== Goal of the exercise ==
Line by line, copy the material below exactly as given.

---------- Records ----------

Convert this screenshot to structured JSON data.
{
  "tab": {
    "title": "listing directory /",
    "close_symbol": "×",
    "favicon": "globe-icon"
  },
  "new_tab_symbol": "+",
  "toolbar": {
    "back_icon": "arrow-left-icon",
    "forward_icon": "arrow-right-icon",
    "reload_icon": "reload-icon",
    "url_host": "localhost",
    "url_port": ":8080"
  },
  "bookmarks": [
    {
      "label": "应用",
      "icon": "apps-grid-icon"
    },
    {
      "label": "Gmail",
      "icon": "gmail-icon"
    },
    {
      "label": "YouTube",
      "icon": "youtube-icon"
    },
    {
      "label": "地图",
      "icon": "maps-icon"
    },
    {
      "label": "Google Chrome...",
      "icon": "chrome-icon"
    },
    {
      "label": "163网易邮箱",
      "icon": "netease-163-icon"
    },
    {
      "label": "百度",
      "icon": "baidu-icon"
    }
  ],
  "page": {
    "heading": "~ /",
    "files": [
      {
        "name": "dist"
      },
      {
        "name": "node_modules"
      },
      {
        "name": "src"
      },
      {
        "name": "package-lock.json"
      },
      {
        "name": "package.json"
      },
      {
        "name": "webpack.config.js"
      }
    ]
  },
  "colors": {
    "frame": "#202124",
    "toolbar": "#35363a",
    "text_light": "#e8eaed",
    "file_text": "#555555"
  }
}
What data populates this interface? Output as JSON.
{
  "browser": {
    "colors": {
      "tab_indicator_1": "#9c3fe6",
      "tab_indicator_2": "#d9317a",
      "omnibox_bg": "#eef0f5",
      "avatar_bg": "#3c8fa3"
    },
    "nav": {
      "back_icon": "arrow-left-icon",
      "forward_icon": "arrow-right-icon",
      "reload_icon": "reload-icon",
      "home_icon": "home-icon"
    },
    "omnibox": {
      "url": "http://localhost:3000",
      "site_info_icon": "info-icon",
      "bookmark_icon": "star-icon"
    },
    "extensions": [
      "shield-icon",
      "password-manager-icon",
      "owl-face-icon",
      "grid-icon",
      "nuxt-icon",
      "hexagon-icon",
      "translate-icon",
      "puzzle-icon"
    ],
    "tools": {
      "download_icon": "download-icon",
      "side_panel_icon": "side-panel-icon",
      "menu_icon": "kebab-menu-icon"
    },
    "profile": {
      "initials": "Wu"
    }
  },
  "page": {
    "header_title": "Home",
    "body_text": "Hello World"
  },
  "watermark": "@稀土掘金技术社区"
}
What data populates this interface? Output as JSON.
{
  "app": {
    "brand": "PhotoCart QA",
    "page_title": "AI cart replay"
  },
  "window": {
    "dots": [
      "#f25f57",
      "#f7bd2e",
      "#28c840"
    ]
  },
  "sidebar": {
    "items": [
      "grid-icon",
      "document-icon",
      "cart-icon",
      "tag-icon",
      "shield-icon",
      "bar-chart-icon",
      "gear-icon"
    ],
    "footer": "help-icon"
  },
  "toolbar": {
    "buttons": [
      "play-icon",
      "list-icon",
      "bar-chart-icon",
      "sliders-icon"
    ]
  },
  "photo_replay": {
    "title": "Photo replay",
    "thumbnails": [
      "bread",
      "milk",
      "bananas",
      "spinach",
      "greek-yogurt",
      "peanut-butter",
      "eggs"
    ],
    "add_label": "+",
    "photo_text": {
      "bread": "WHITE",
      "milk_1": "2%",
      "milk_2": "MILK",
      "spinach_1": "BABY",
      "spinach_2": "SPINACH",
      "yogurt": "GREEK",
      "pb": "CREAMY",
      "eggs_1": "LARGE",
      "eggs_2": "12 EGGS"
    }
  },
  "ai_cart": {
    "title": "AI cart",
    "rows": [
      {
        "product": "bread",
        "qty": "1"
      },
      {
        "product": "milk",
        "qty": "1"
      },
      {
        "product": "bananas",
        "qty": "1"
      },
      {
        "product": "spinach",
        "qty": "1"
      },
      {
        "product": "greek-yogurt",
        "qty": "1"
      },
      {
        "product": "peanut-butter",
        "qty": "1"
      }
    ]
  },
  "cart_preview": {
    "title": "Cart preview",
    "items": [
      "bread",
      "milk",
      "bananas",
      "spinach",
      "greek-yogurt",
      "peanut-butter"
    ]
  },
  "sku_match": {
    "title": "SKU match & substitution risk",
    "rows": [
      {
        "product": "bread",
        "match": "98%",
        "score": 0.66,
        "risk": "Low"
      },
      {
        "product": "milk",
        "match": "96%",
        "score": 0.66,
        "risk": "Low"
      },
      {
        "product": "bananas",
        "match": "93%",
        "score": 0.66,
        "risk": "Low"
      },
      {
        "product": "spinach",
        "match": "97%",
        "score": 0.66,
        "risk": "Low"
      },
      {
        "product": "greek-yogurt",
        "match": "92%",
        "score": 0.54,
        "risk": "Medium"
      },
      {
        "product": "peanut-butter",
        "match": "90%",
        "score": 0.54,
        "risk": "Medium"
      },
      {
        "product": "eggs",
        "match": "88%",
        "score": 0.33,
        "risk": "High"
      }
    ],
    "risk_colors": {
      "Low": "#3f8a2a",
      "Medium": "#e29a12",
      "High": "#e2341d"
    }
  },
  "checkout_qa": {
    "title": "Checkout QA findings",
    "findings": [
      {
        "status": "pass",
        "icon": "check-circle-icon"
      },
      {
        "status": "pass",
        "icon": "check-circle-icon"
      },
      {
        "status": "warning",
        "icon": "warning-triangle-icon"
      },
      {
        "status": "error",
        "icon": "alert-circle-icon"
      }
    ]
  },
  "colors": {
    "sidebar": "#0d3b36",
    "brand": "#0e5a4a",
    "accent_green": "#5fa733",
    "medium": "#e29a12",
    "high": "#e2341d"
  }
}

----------

== Reply to the exercise ==
Convert this screenshot to structured JSON data.
{
  "tab": {
    "title": "listing directory /",
    "close_symbol": "×",
    "favicon": "globe-icon"
  },
  "new_tab_symbol": "+",
  "toolbar": {
    "back_icon": "arrow-left-icon",
    "forward_icon": "arrow-right-icon",
    "reload_icon": "reload-icon",
    "url_host": "localhost",
    "url_port": ":8080"
  },
  "bookmarks": [
    {
      "label": "应用",
      "icon": "apps-grid-icon"
    },
    {
      "label": "Gmail",
      "icon": "gmail-icon"
    },
    {
      "label": "YouTube",
      "icon": "youtube-icon"
    },
    {
      "label": "地图",
      "icon": "maps-icon"
    },
    {
      "label": "Google Chrome...",
      "icon": "chrome-icon"
    },
    {
      "label": "163网易邮箱",
      "icon": "netease-163-icon"
    },
    {
      "label": "百度",
      "icon": "baidu-icon"
    }
  ],
  "page": {
    "heading": "~ /",
    "files": [
      {
        "name": "dist"
      },
      {
        "name": "node_modules"
      },
      {
        "name": "src"
      },
      {
        "name": "package-lock.json"
      },
      {
        "name": "package.json"
      },
      {
        "name": "webpack.config.js"
      }
    ]
  },
  "colors": {
    "frame": "#202124",
    "toolbar": "#35363a",
    "text_light": "#e8eaed",
    "file_text": "#555555"
  }
}
What data populates this interface? Output as JSON.
{
  "browser": {
    "colors": {
      "tab_indicator_1": "#9c3fe6",
      "tab_indicator_2": "#d9317a",
      "omnibox_bg": "#eef0f5",
      "avatar_bg": "#3c8fa3"
    },
    "nav": {
      "back_icon": "arrow-left-icon",
      "forward_icon": "arrow-right-icon",
      "reload_icon": "reload-icon",
      "home_icon": "home-icon"
    },
    "omnibox": {
      "url": "http://localhost:3000",
      "site_info_icon": "info-icon",
      "bookmark_icon": "star-icon"
    },
    "extensions": [
      "shield-icon",
      "password-manager-icon",
      "owl-face-icon",
      "grid-icon",
      "nuxt-icon",
      "hexagon-icon",
      "translate-icon",
      "puzzle-icon"
    ],
    "tools": {
      "download_icon": "download-icon",
      "side_panel_icon": "side-panel-icon",
      "menu_icon": "kebab-menu-icon"
    },
    "profile": {
      "initials": "Wu"
    }
  },
  "page": {
    "header_title": "Home",
    "body_text": "Hello World"
  },
  "watermark": "@稀土掘金技术社区"
}
What data populates this interface? Output as JSON.
{
  "app": {
    "brand": "PhotoCart QA",
    "page_title": "AI cart replay"
  },
  "window": {
    "dots": [
      "#f25f57",
      "#f7bd2e",
      "#28c840"
    ]
  },
  "sidebar": {
    "items": [
      "grid-icon",
      "document-icon",
      "cart-icon",
      "tag-icon",
      "shield-icon",
      "bar-chart-icon",
      "gear-icon"
    ],
    "footer": "help-icon"
  },
  "toolbar": {
    "buttons": [
      "play-icon",
      "list-icon",
      "bar-chart-icon",
      "sliders-icon"
    ]
  },
  "photo_replay": {
    "title": "Photo replay",
    "thumbnails": [
      "bread",
      "milk",
      "bananas",
      "spinach",
      "greek-yogurt",
      "peanut-butter",
      "eggs"
    ],
    "add_label": "+",
    "photo_text": {
      "bread": "WHITE",
      "milk_1": "2%",
      "milk_2": "MILK",
      "spinach_1": "BABY",
      "spinach_2": "SPINACH",
      "yogurt": "GREEK",
      "pb": "CREAMY",
      "eggs_1": "LARGE",
      "eggs_2": "12 EGGS"
    }
  },
  "ai_cart": {
    "title": "AI cart",
    "rows": [
      {
        "product": "bread",
        "qty": "1"
      },
      {
        "product": "milk",
        "qty": "1"
      },
      {
        "product": "bananas",
        "qty": "1"
      },
      {
        "product": "spinach",
        "qty": "1"
      },
      {
        "product": "greek-yogurt",
        "qty": "1"
      },
      {
        "product": "peanut-butter",
        "qty": "1"
      }
    ]
  },
  "cart_preview": {
    "title": "Cart preview",
    "items": [
      "bread",
      "milk",
      "bananas",
      "spinach",
      "greek-yogurt",
      "peanut-butter"
    ]
  },
  "sku_match": {
    "title": "SKU match & substitution risk",
    "rows": [
      {
        "product": "bread",
        "match": "98%",
        "score": 0.66,
        "risk": "Low"
      },
      {
        "product": "milk",
        "match": "96%",
        "score": 0.66,
        "risk": "Low"
      },
      {
        "product": "bananas",
        "match": "93%",
        "score": 0.66,
        "risk": "Low"
      },
      {
        "product": "spinach",
        "match": "97%",
        "score": 0.66,
        "risk": "Low"
      },
      {
        "product": "greek-yogurt",
        "match": "92%",
        "score": 0.54,
        "risk": "Medium"
      },
      {
        "product": "peanut-butter",
        "match": "90%",
        "score": 0.54,
        "risk": "Medium"
      },
      {
        "product": "eggs",
        "match": "88%",
        "score": 0.33,
        "risk": "High"
      }
    ],
    "risk_colors": {
      "Low": "#3f8a2a",
      "Medium": "#e29a12",
      "High": "#e2341d"
    }
  },
  "checkout_qa": {
    "title": "Checkout QA findings",
    "findings": [
      {
        "status": "pass",
        "icon": "check-circle-icon"
      },
      {
        "status": "pass",
        "icon": "check-circle-icon"
      },
      {
        "status": "warning",
        "icon": "warning-triangle-icon"
      },
      {
        "status": "error",
        "icon": "alert-circle-icon"
      }
    ]
  },
  "colors": {
    "sidebar": "#0d3b36",
    "brand": "#0e5a4a",
    "accent_green": "#5fa733",
    "medium": "#e29a12",
    "high": "#e2341d"
  }
}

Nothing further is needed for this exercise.